Since 2010, Vancouver-based think tank DIG360 has been tracking Black Friday behaviour in Canada. This year, DIG360 has released the following projections: 

1) Black Friday, now ubiquitous in Canada, is in effect blurring into a weeks long promotion that is continuing on into December Holiday sales. Moneris called 2015 Black Friday bigger than Boxing Day.  DIG360 expects that sales in 2016 may diffuse away from Black Friday.  In a few years, Black Friday may lose its focus and simply be one part of a 'November-December' series of promotions, according to DIG360 head, David Ian Gray, and from a consumer perspective, Cyber Monday is fast becoming meaningless since the extended Black Friday is now firmly online as much as offline.

2) Black Friday promotions had plateaued at about 50% of adults in 2013 and 2014. With data collected by partner NRG Research, DIG360 determined that last year's participation jumped to 68% of Canadians.  DIG360 attributes this to a combination of the longer Black Friday selling period and increased shopping on the Internet for deals by the crowd-averse. They expect physical store shopping will level out, with any increases coming from the web, estimating that 72% of Canadian adults will be Black Friday promotional browsers and buyers.

3) Retailers continue to teach us to wait; more than 1/3 of purchasers will postpone Holiday shopping until this weekend, based on patterns in 2014 and 2015. DIG360 will also be watching for what we call “Black Friday Shadow”, a week long lull in store traffic after the Black Friday weekend ends. This first appeared in 2015 and could be a major concern for retailers.

4) Many shoppers will continue to browse without buying, underwhelmed by the breadth and depth of the deals; retailers will continue to protect margins and sell close to regular price as far into the Season as possible.

5) Almost half of shoppers will be seeking deals for themselves rather than gifts; this group is also more likely to participate on Boxing Day, and for the same purpose.

6) The low Canadian dollar will mean a drop in cross-border Black Friday shopping (online and offline) but from a very low proportion of Canadians (only 5-7% of Canadians shop the US for Black Friday).  When will Canadian retailers exploit the exchange rate to lure American web shoppers?

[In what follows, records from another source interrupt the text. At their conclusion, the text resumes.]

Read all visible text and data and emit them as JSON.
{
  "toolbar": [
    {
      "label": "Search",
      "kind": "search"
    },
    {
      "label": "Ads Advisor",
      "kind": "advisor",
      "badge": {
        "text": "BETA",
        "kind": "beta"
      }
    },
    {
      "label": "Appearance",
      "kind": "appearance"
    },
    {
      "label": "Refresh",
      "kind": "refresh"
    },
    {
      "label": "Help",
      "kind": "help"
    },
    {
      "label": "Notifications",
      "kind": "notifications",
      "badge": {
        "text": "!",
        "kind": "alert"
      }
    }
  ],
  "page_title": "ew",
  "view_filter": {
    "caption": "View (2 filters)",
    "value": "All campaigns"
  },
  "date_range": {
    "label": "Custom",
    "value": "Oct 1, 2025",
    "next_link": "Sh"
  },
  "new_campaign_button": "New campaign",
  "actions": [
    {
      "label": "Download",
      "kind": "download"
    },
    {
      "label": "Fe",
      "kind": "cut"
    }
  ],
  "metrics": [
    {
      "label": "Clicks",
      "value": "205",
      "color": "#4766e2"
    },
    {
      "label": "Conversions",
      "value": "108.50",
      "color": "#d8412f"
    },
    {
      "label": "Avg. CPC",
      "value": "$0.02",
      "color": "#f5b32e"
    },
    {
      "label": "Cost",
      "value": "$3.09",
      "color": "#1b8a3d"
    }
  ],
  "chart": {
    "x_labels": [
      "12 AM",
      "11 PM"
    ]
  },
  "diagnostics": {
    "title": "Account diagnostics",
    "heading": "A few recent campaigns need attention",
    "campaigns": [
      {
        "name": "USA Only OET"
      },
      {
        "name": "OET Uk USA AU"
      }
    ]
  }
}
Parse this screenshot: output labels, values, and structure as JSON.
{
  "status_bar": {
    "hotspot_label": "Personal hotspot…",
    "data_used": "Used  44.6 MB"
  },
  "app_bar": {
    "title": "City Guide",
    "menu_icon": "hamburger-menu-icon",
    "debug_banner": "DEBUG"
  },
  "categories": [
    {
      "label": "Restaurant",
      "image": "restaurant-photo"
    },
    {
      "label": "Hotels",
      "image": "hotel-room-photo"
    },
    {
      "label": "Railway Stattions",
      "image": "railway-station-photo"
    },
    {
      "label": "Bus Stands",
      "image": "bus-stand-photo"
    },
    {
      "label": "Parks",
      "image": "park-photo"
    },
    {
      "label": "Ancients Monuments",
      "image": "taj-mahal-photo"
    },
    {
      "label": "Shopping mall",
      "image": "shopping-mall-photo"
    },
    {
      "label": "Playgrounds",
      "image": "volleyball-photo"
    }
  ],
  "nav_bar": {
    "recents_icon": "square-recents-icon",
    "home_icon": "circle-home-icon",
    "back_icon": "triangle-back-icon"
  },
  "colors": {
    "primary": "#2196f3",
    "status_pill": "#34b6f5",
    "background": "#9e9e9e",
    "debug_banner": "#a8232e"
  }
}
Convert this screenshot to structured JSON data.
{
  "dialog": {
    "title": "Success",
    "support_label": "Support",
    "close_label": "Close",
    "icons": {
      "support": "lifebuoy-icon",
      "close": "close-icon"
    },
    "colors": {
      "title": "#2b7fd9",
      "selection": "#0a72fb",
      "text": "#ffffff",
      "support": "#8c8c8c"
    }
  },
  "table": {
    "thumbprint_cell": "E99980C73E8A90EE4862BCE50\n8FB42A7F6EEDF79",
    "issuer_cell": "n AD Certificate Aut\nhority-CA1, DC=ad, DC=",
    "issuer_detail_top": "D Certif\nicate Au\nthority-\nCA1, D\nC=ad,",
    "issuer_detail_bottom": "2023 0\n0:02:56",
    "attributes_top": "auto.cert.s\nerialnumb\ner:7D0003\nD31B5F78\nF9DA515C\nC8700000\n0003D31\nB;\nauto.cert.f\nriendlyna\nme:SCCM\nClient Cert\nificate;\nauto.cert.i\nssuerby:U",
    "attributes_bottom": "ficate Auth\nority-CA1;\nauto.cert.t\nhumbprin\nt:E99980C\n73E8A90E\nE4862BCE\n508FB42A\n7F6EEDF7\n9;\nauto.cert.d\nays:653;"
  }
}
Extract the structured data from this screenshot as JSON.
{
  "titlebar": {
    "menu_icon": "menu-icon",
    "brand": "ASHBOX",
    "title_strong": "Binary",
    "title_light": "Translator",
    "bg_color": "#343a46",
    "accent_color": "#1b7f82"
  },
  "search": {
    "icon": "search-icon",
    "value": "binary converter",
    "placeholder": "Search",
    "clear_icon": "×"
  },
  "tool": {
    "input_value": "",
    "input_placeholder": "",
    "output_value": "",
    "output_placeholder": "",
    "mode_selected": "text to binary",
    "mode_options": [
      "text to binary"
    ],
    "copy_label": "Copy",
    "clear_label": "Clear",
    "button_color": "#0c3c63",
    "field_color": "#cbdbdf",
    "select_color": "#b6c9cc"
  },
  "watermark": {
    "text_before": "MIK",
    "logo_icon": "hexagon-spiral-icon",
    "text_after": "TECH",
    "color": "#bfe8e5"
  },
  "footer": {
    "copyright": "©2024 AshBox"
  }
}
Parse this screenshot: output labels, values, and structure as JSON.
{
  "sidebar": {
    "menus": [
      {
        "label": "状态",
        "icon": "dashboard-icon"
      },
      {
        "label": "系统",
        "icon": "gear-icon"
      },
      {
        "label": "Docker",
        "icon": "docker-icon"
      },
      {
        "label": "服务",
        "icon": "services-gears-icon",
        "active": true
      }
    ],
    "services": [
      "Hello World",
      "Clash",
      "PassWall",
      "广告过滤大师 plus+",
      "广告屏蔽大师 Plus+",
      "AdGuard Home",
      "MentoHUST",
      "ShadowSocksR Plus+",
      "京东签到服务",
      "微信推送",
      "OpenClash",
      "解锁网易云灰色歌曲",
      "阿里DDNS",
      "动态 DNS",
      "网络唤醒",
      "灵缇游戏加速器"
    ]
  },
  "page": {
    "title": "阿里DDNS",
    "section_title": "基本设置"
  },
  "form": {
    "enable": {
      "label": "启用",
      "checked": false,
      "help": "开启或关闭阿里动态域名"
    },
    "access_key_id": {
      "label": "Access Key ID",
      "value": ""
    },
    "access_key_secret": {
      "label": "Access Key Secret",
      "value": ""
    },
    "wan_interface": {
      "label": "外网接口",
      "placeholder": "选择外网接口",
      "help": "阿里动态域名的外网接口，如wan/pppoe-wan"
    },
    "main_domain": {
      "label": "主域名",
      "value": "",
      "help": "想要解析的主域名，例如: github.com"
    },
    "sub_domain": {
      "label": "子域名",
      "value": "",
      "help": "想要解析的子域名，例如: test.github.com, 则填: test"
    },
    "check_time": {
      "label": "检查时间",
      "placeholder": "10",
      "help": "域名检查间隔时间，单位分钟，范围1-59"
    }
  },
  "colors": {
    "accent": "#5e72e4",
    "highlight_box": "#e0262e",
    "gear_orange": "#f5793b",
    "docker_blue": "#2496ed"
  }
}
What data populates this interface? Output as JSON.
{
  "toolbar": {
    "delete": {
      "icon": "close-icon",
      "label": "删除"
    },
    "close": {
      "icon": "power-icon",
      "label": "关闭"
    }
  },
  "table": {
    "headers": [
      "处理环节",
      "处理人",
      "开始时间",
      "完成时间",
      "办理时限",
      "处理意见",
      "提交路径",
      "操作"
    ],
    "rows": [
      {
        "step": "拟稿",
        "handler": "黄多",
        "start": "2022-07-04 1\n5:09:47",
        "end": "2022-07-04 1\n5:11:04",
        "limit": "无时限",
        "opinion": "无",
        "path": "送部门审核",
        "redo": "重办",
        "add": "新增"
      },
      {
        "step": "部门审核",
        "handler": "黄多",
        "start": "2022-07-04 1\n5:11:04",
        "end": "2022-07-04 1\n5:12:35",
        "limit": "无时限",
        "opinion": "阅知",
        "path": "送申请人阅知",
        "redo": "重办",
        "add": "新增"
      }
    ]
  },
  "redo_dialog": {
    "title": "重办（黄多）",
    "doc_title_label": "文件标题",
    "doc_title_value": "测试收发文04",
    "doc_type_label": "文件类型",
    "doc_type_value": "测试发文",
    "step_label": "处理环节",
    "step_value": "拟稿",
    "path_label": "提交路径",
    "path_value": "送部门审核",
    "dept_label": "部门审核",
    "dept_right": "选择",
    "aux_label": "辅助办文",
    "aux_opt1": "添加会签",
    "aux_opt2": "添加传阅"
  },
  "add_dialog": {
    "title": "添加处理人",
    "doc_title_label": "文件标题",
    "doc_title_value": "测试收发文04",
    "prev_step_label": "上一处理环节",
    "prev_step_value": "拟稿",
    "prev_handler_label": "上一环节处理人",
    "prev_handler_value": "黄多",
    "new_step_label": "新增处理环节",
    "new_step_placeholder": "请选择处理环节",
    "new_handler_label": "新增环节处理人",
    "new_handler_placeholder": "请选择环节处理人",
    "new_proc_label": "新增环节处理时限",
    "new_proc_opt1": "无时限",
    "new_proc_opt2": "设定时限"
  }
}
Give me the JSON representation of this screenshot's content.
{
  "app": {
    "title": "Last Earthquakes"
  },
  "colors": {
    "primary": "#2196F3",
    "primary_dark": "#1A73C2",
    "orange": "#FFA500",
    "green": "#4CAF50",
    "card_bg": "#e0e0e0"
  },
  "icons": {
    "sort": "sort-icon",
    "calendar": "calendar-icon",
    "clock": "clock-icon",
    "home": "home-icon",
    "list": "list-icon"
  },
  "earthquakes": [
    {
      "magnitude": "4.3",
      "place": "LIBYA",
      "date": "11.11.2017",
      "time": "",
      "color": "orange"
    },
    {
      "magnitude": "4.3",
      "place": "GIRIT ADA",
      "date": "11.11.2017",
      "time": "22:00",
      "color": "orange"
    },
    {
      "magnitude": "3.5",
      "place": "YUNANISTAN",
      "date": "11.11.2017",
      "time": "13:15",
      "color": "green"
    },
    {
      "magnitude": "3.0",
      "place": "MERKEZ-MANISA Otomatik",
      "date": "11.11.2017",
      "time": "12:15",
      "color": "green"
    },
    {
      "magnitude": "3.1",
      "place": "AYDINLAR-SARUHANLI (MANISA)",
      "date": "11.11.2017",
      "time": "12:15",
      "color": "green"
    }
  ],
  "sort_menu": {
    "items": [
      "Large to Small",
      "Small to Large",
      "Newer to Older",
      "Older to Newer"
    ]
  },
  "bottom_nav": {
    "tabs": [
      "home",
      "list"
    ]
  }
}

It will be interesting to see how Canadians shop Black Friday this year, and how Cyber Monday will play out, based on the above. The DIG360-Leger 2016 Black Friday Surbey will be conducted next week, and we'll report back with the results. 

Canadian Retail News From Around The Web: November 25, 2016